  • How have African women resolved their own social issues before the advent of non-governmental agencies that are now on the scene to rescue them?

As a woman from Sierra Leone, West Africa, I am keenly aware of women’s capability to resolve socio-political issues through women’s social institutions such as Sande/Bondo. Throughout history, Sande/Bondo women’s society has been the collective medium through which women have played viable roles in society as well as demonstrated their capacity to resolve their own issues rather than wait for others to “save them,” as current media reports would have us believe.

Sixteen tribes have co-existed in Sierra Leone for probably centuries, the Mende, Temne, Loko, Limba, Kissi, Mandingo, Koranko, Soso, Fulla, Kono, Vai, Sherbro, Krio, Yalunka, Krim and Gola. The majority of these groups live in the rural regions. With the legacy of colonization, Sierra Leone has struggled over the post independence years to partake in the global development paradigm. Although Sierra Leone is endowed with a rich tropical climate, fertile soil, abundant marine life and precious natural resources, including diamonds, gold, titanium ore, bauxite, iron ore and chromite, it remains one of the poorest countries in the world. The decade long rebel war in the 1990s made matters worst and recovery has been slow, especially given the chronic corruption and ineffective leadership.

In the face of all the socio-economic problems affecting the country and people of Sierra Leone, it is easy for social institutions such as Sande/Bondo, to fall prey to erosion by western imperialistic agenda. Over the years, rather than strengthen such institutions so that women could benefit from their good practices, there has been a steady campaign to pull us away from our traditional practices. In the case of Sande/Bondo, the western-led global campaign against female circumcision has been mounted, in my opinion, as a campaign to erode the very institutions that have empowered women in our society; thereby perpetuating our dependency on western messiahs to “save” us from our traditional and cultural practices. We continue to be presented to the world as primitive and retrogressive and many of our problems are blamed on these traditional and cultural practices.


The official United Nations theme for International Women’s Day 2015 is “Empowering Women – Empowering Humanity: Picture It!” In my view, African women should ponder this theme very seriously; we should take this year as a year of consciousness-raising for a look back at our social institutions that have historically “empowered women.”

Specifically, women of Sierra Leone must look back at our Sande/Bondo women’s society and uncover the good practice lessons that could be applied today to enhance women’s collective prospects for empowerment in Sierra Leone. Through these lessons, we could counter the discourse of helplessness and lamentation that currently pervades prevailing discourse on women of Sierra Leone and Africa. Doing so would also help us identify the empowering agency women already have that could be used in transforming our current sociopolitical situation into one that truly empowers and helps us achieve social justice in our society.
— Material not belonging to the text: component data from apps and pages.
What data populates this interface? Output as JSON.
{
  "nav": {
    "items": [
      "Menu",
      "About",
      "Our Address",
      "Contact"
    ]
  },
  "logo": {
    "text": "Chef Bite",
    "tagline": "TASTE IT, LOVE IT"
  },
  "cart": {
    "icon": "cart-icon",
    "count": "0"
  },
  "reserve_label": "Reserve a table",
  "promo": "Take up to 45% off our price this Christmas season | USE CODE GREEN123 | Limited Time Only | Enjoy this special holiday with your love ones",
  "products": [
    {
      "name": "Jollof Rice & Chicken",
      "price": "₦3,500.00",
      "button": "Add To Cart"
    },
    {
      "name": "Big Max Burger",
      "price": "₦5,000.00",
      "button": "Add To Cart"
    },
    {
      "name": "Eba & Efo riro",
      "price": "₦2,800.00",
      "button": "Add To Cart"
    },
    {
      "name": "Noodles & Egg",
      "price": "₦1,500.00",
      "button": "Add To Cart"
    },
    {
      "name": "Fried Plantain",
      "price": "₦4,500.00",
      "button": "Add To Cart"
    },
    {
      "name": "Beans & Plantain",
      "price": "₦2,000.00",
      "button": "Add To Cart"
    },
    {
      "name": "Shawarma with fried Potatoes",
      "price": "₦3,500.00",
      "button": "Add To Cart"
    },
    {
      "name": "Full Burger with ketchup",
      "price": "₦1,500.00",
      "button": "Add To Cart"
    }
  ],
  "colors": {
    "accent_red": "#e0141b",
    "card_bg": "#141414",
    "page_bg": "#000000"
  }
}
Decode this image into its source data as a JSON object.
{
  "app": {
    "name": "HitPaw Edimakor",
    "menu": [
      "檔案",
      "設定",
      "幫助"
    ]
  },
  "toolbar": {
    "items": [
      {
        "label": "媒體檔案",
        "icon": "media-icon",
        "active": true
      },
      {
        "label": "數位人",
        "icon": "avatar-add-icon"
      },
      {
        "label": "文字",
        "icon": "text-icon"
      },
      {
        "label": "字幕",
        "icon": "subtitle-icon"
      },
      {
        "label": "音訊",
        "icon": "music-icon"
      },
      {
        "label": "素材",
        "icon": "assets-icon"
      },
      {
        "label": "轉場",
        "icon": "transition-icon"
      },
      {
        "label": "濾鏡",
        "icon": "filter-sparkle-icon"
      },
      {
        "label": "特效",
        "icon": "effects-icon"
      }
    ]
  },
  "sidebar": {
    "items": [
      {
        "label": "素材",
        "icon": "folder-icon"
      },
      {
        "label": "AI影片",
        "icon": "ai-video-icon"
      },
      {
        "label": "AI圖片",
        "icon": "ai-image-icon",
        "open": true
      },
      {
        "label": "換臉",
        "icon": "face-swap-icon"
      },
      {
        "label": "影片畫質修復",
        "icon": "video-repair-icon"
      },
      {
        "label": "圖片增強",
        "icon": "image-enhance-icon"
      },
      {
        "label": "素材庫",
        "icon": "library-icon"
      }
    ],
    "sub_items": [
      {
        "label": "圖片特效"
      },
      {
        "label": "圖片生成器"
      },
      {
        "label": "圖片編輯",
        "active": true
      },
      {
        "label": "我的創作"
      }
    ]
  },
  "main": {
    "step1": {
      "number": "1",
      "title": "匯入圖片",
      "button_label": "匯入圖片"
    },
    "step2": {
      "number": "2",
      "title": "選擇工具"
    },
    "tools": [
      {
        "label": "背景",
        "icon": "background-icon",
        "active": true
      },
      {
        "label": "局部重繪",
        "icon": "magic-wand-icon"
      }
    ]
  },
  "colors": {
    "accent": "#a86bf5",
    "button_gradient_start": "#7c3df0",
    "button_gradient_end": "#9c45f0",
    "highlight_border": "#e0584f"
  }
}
In the next few days leading up to International Women’s Day, March 8, 2015, we will put the spotlight on Sande/Bondo Women’s Society of Sierra Leone, highlighting the institutions various aspects and potential for empowering women.

Stay Tuned!